Political Communication in Zimbabwe contributes to the emerging scholarly work on theorising political communication in non-Western contexts.
Focusing primarily on different phases of the post-independent Zimbabwean polity, the book draws on trends, practices and frames of reference which are applicable to many an African postcolony. These include the role, place and influence of traditional, non-mediated forms of political mobilisation, the place of discourses of colonial memory (and struggles against colonialism) in contemporary political communication, the place of the media in African society today, the nature and role of the African civil society, the rural-urban divide and the attendant variations in political messaging, the place of orality in African political communication, the role and possible influence of social media in political communication, among other factors.

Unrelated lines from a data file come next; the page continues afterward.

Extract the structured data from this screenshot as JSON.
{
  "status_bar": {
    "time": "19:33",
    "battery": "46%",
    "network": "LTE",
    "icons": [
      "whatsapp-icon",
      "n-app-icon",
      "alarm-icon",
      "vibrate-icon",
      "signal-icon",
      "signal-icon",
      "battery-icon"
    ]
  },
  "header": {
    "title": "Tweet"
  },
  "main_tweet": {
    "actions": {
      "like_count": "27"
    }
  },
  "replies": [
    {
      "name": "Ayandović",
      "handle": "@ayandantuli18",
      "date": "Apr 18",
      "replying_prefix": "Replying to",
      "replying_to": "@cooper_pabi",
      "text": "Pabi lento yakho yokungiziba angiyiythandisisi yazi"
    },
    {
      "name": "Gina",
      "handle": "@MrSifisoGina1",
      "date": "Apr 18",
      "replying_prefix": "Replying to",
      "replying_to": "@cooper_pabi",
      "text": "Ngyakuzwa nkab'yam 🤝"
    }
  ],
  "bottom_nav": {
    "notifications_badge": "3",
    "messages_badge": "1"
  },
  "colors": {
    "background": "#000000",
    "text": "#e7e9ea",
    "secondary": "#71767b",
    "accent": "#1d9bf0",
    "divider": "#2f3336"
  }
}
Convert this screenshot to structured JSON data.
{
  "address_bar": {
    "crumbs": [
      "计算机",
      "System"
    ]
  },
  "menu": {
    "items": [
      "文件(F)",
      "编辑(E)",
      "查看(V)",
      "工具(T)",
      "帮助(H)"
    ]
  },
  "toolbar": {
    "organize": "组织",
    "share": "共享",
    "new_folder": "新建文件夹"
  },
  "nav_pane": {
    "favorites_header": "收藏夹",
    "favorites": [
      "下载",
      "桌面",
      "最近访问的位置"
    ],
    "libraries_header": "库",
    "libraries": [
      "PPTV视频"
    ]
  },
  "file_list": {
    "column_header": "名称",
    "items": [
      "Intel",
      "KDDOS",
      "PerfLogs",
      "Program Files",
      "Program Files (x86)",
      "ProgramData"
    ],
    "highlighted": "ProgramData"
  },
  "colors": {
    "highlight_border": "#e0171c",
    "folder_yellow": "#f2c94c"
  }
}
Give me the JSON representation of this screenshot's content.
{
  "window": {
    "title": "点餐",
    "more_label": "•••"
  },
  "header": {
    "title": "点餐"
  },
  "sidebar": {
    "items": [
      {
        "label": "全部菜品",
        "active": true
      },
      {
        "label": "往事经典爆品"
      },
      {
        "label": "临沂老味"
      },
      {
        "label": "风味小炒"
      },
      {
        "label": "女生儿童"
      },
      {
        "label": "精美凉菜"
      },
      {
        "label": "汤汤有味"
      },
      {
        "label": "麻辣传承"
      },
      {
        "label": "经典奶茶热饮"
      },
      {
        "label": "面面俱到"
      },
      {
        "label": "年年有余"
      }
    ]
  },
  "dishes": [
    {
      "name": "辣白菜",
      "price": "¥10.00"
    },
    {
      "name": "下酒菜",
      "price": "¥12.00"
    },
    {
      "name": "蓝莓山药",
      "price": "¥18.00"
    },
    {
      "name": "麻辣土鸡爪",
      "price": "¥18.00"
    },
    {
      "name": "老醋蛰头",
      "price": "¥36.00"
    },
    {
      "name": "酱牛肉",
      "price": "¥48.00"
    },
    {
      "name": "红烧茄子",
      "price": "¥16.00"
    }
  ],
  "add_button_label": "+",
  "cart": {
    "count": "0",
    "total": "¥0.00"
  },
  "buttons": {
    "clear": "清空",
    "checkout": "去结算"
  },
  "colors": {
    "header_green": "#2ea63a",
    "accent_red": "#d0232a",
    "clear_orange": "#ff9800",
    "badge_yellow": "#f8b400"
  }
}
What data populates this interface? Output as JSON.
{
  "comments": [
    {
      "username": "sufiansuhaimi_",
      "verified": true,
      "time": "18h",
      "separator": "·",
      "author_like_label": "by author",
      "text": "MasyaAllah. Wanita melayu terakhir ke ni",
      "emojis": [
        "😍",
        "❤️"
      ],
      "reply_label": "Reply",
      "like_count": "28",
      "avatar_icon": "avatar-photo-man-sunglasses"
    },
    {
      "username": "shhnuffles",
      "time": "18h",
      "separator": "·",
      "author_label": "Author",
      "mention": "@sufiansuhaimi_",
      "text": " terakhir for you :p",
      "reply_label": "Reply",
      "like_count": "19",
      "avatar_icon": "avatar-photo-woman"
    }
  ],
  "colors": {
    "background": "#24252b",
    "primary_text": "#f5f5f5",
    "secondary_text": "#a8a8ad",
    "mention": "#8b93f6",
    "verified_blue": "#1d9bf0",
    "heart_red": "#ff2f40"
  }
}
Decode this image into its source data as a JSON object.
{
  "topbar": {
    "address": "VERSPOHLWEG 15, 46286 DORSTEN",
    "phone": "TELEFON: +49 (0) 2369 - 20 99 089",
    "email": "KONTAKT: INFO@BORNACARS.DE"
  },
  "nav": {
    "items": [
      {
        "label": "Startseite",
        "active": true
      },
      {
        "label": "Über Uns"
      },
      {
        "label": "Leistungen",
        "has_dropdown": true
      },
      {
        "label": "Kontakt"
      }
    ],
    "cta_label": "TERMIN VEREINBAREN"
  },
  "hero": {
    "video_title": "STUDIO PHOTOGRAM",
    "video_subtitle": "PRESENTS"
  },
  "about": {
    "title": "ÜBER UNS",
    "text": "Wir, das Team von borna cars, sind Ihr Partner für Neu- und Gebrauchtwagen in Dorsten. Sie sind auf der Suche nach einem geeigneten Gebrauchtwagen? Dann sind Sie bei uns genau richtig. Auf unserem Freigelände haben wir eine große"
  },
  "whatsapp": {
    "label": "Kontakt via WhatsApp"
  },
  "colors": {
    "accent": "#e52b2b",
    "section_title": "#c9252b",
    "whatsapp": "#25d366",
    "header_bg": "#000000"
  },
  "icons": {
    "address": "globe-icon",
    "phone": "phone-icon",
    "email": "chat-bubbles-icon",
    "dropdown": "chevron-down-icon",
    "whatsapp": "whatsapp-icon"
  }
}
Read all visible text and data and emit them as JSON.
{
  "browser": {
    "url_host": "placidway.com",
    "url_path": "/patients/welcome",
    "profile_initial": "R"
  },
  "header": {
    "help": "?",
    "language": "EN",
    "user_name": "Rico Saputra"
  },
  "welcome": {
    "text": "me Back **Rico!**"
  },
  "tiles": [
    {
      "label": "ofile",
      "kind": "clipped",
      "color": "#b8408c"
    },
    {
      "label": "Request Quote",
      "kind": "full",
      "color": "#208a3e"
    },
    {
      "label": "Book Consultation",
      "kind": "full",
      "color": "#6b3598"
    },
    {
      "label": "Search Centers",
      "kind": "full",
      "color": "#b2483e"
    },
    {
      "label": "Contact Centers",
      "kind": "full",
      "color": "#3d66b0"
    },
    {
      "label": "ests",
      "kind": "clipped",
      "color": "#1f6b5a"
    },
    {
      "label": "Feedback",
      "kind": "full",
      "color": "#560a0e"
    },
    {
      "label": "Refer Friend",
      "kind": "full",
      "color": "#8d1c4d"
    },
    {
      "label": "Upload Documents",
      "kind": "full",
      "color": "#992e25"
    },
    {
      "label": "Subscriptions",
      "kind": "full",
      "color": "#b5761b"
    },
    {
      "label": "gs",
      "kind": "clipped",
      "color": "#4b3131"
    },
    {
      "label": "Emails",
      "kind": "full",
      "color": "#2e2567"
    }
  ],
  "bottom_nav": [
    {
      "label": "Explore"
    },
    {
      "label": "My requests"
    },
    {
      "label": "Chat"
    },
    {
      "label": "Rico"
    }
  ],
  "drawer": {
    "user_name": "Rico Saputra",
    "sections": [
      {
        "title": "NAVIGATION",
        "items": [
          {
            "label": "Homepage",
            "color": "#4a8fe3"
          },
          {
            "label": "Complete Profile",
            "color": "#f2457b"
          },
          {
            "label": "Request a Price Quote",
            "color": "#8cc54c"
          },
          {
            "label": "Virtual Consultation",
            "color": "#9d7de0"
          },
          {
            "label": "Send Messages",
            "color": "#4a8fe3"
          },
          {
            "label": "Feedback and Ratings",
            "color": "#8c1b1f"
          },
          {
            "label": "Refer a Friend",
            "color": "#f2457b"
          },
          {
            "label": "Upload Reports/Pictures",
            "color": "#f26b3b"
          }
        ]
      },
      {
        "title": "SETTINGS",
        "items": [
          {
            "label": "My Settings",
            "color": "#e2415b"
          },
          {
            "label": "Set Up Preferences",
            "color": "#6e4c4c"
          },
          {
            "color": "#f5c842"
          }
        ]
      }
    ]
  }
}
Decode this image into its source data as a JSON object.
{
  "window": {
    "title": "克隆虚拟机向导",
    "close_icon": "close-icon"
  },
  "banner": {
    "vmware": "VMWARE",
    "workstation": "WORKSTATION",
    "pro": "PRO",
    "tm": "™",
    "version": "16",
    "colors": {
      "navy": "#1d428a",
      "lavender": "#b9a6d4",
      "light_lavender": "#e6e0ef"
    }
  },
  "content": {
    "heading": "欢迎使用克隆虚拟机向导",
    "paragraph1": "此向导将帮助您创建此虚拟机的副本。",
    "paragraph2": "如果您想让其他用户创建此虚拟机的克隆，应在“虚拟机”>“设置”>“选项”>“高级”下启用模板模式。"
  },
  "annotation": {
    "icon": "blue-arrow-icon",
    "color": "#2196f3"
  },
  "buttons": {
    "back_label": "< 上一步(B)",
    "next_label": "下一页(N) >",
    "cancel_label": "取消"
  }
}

The book draws on archival research, in-depth interviews with former and current political players, political journalists, and civil society players), multimedia document analysis, and other secondary literature. As such it is an important read for students and scholars of political communication, politics and the media, and politics in Africa.